However, thanks to a non-profit in Istanbul, the temporary structures that dotted Taksim Square a few weeks ago have been preserved for posterity. Herkes İçin Mimarlık, or ”Architecture for All,” is devoted to offering architectural solutions to social problems facing Turkey today and promoting a participatory design process in architecture. They’ve created a tumblr called #occupygezi architecture where you can see all the temporary structures of Taksim Square in both photographs and detailed drawings.
In the wake of Pritzker’s refusal to retroactively acknowledge Denise Scott Brown’s role in Robert Venturi’s 1991 Pritzker Prize, the American Institute of Architects (AIA) Board of Directors have voted to expand the prestigious Gold Medal award’s criteria to include either an individual or two individuals working together in a collaborative partnership. In order to be considered, partners must have created a singular body of distinguished architectural work.
As if architects in Spain weren’t struggling enough – what with the Crisis closing half the country’s studios and putting over 25% of Spanish architects out of work - a new law could now render Spanish architects effectively unnecessary.

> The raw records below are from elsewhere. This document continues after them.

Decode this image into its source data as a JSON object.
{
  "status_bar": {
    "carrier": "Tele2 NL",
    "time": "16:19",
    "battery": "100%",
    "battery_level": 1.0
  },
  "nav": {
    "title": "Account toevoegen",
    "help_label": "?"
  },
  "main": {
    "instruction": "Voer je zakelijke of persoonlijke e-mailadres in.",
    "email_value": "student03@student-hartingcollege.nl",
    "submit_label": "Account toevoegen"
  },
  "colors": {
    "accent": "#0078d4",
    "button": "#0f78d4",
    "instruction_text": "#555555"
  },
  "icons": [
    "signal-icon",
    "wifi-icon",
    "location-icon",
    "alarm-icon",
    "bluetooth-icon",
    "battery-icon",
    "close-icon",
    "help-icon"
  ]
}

A preliminary document reveals that, if passed, The Law of Professional Services (LSP) will modify labor regulations in order to allow engineers, or really any one “competent” in construction, to take on the work of architects:
“Exclusivity is eliminated. Architects or engineers with competency in construction will be able to design and direct projects, including residential, cultural, academic or religious buildings. [...] If a professional is competent enough to execute one building’s construction, it is understood that he/she will also be capable of executing other kinds of buildings, regardless of its intended use.”
Unsurprisingly, Spanish architects have risen up against the law, mobilizing both physical protests as well as social media campaigns. Even Pritzker-Prize winner Rafael Moneo has offered his opinion on the matter…Hear what Moneo has to say, after the break…
Over the last two weeks, the world has witnessed history unfold in a small park in the heart of Istanbul, Taksim Square. What started out as a peaceful protest to save Gezi Park and its trees from destruction has turned into a country-wide (and, to some degree, worldwide) movement that rejects the ever-increasing autocratic tendencies of Prime Minister Recep Tayyip Erdogan.
The urban policies and projects that PM Erdogan and his government have been loutishly implementing in Istanbul offer only a few examples of the way this government has manifested its undemocratic attitudes. In that regard, it would be misleading to consider the protest over Taksim and Gezi Park as an isolated incident. Instead, development over Istanbul’s quintessential square constitutes the last straw in a series of neo-liberal policies, themselves the result of a century of history, that have shaped Istanbul over the course of the last decade.
More after the break…
After four years of high-brow debate, the demise of the controversial Hirshhorn ‘Bubble’ has been confirmed. The decision, made by Smithsonian Secretary G. Wayne Clough and Undersecretary Richard Kurin, comes shortly after the Hirshhorn board’s split vote resulted in the resignation of director Richard Koshalek – the man behind the ‘Bubble’.